A man wearing a face mask walks past the U.S. Federal Reserve in Washington, DC, the United States, December 2, 2020.
Liu Jie | Xinhua News Agency | Getty Images
The US Federal Reserve will not intervene anytime soon to temper rising inflation, market watchers have said, despite the surge in yields that rocked global stock markets.
Stocks have been linked over the past week to rising Treasury yields and the possibility that the Fed will tighten monetary policy to deal with an expected rise in inflation.
On Thursday, Fed Chairman Jerome Powell acknowledged that “some upward pressure on prices” could occur as the economy reopens, noting that he expects the central bank or “patient” on political action even if the economy sees “transitory increases in inflation”.
Although the Fed has consistently been committed to maintaining its accommodative monetary policy and employment and inflation are still well below target, Powell’s comments have lowered the benchmark yield of the US Treasury to 10 years at- above 1.5% and rocked the global stock markets. That return hit an intraday high of 1.626% on Friday after a strong jobs report.
“The bond market vigilantes can shout whatever they want, but for now the Fed has no intention of twisting. Maybe that will change if bond markets get messy enough to trigger a widening credit spreads, but not yet. ” Kit Juckes, global head of foreign exchange strategy at Societe Generale, said in a research note.
Perhaps the failure to give in to the vagaries of the stock market, held hostage by every swing in risk sentiment, reflects an awareness of the big picture – overvalued stock markets are more dangerous than Slightly higher bond yields, ”he said.

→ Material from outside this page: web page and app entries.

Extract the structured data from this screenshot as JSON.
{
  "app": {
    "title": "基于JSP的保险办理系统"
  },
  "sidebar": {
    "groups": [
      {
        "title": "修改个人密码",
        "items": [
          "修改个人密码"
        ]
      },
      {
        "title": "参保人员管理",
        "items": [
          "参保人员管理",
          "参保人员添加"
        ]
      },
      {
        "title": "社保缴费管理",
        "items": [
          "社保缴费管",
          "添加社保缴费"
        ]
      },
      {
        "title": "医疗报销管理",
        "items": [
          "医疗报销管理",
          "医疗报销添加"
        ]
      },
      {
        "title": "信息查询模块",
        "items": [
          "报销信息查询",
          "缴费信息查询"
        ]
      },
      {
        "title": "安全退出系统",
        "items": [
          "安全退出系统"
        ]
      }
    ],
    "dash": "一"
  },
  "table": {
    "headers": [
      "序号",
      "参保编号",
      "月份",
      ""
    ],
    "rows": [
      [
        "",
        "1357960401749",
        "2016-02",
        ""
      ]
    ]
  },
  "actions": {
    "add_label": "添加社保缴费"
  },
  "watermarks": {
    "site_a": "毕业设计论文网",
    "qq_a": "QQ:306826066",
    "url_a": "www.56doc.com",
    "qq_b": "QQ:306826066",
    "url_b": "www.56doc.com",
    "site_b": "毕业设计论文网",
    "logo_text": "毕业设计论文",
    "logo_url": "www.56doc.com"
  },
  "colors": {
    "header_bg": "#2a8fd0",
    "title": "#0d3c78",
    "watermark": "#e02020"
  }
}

The Fed has referred to contingent forward forecasts and pledged to consider the underlying data as it seeks to pull the economy out of the coronavirus crisis.
“Their projections for the economy suggest that inflation, after surging this year, will fall back to the target in 2022, and that the labor market must be very hot in a more general way than we have seen in the report. past for them to start policy tightening, ”said Francesco Garzarelli, head of macro research at Eisler Capital.
Garzarelli told CNBC’s “Street Signs Europe” on Friday that the steepening of the yield curve was in line with the Fed’s current framework of adjusting to incoming data rather than operating according to plan, especially taking into account positive news on vaccinations and fiscal stimulus.
“What stops it, I think, here the Fed wants to have full control over the front end of the curve and I think that could come out if the situation gets very rowdy by stepping up its guidance at the front end.” he said, adding that the central bank was unlikely to change the long end of the curve. The front end of the curve refers to short-term debt securities, rather than longer-term bonds.
Powell stressed Thursday that the rise in bond yields and the adverse market reaction were not viewed by the central bank as “disorderly” requiring direct intervention.
Charalambos Pissouros, senior market analyst at JFD Bank, also noted the Fed’s willingness to exceed its 2% inflation target for several months in the short term with the hope of stabilizing in the longer term.
“As a result, we expect fears about high inflation to subside for the foreseeable future, which could allow stocks and other risk-related assets to rebound,” he said in a note on Friday. .
“As for the dollar, it could be the subject of short interest on more signs that the Fed is likely to stay dovish longer than expected.”
Meanwhile, James Morton of Santa Lucia Asset Management believes the Fed is likely to change its policy in the near term if inflation and yields continue to rise.
“The US government is the biggest debtor after all and it cannot afford higher interest rates,” Morton told CNBC’s “Capital Connection” Friday.